Theatre Peckham and Words of Colour secure funding to inspire Southwark students through creative writing

Award-winning Theatre Peckham and Words of Colour have secured four years funding to inspire Year 8 (12-13 year old) students to reimagine a better future in the year ‘2074’, through creative play and writing mediums.

The Futureland project will collaborate with schools in Southwark, London, to produce a digital resource and creative programme to engage young people from underrepresented backgrounds in literacy, oracy and creativity.

Over four years, nearly 200 students will participate in 10 creative play sessions, learning to express themselves through different creative writing mediums. On completion, they will devise a final performance, showcasing their new skills and visions for a better future.
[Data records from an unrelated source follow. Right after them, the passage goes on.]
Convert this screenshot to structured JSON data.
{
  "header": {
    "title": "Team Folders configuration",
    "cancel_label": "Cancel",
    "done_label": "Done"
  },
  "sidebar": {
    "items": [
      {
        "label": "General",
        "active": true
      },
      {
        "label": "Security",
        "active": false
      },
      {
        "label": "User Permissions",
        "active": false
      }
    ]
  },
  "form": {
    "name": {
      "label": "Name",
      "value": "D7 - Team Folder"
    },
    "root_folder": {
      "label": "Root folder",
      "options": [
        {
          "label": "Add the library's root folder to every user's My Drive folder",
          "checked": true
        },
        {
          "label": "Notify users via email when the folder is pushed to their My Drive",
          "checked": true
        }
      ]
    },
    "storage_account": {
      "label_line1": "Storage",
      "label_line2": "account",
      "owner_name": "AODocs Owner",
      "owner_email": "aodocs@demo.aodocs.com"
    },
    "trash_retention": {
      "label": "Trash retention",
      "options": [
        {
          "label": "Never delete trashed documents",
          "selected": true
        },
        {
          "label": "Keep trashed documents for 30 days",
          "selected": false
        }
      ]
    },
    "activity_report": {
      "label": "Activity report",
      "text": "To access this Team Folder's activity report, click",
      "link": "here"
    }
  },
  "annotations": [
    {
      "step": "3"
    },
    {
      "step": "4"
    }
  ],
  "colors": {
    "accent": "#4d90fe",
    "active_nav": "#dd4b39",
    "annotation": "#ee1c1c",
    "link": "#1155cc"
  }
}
Funded by The Mercers’ Company, trustee to The St Paul’s Schools Foundation, young people will be mentored by acclaimed and award-winning writers, such as Alex Wheatle MBE, and creatives of colour to create poetry, prose and scripts to develop their literacy skills. They will also be encouraged to engage in creative conversations on societal concerns, from the environment and gentrification to legacy and heritage, as well as explore creative wellbeing.

Joy Francis, Executive Director, Words of Colour, said: “We are excited to partner with Theatre Peckham on Futureland as we are passionate about creating inclusive spaces for marginalised young people to believe that their ideas matter. Research by BookTrust, led by Dr Melanie Ramdarshan Bold, shows the detrimental impact of young people of colour not seeing themselves reflected in books, especially when considering career pathways. This is reinforced through the education system’s lack of diversity within the curriculum. We hope Futureland creates a meaningful dent in this unacceptable reality.”

The initiative is centred in Southwark as it’s a London borough with the sixth highest rate of child poverty across all UK boroughs. In Theatre Peckham’s local wards, this is visible in the huge barrier to housing, local services with high levels of crime.

Suzann McLean MBE, CEO and Artistic Director, Theatre Peckham, said: “Theatre Peckham is grateful to receive this grant as there is a pressing need to address the declining literacy skills among Year 8 students in Southwark. Our partnership with Words of Colour on the Futureland project is a deliberate choice driven by our shared mission to provide access to quality arts education through a culturally diverse lens. We aspire to improve the life chances of young people from underrepresented and socio-economically disadvantaged backgrounds. Together, we can build a brighter future for young people, empowering their self-expression and their ability to thrive.”

Futureland fills a gap in the UK curriculum in its ability to explore writing by writers of colour, who are critically underrepresented and under-studied across the curriculum. Reports from the National Literacy Trust show that more children from global majority backgrounds than White backgrounds say that they don’t see themselves in what they read (40% vs. 30.5%). This is particularly true for children from Black ethnic backgrounds.

Jack Burkill, Associate Assistant Principal, Harris Academy Peckham, one of Futureland’s participating schools, said: “Harris Academy Peckham are delighted to be working with Theatre Peckham and Words of Colour on Futureland. We believe that our school is made stronger by its rich and varied community and are proud that Futureland will create a platform for previously unheard voices. Our school is a microcosm of Peckham itself, and with that in mind, we are thrilled to have the opportunity to work collaboratively to create a curriculum that truly represents the diverse nature of our cohort.”

Award-winning YA writer, playwright and scriptwriter Alex Wheatle MBE, who has worked with children in school settings nationally for decades, added:Futureland is a wonderful initiative to engage young people in deprived areas, and for them to express their hopes for the future in art form.  I believe it will benefit their wellbeing as well as meet their need to be heard. Creativity and forward thinking are necessary tools to tackle the modern world for young people, and I strongly believe this project fulfils that requirement.  I for one am very much looking forward to what material the young people involved in this project create.”

Futureland officially begins in March 2024, and the writers and creatives appointed for the first year of the programme will be announced in the Summer.

Photo credit: Devin Avery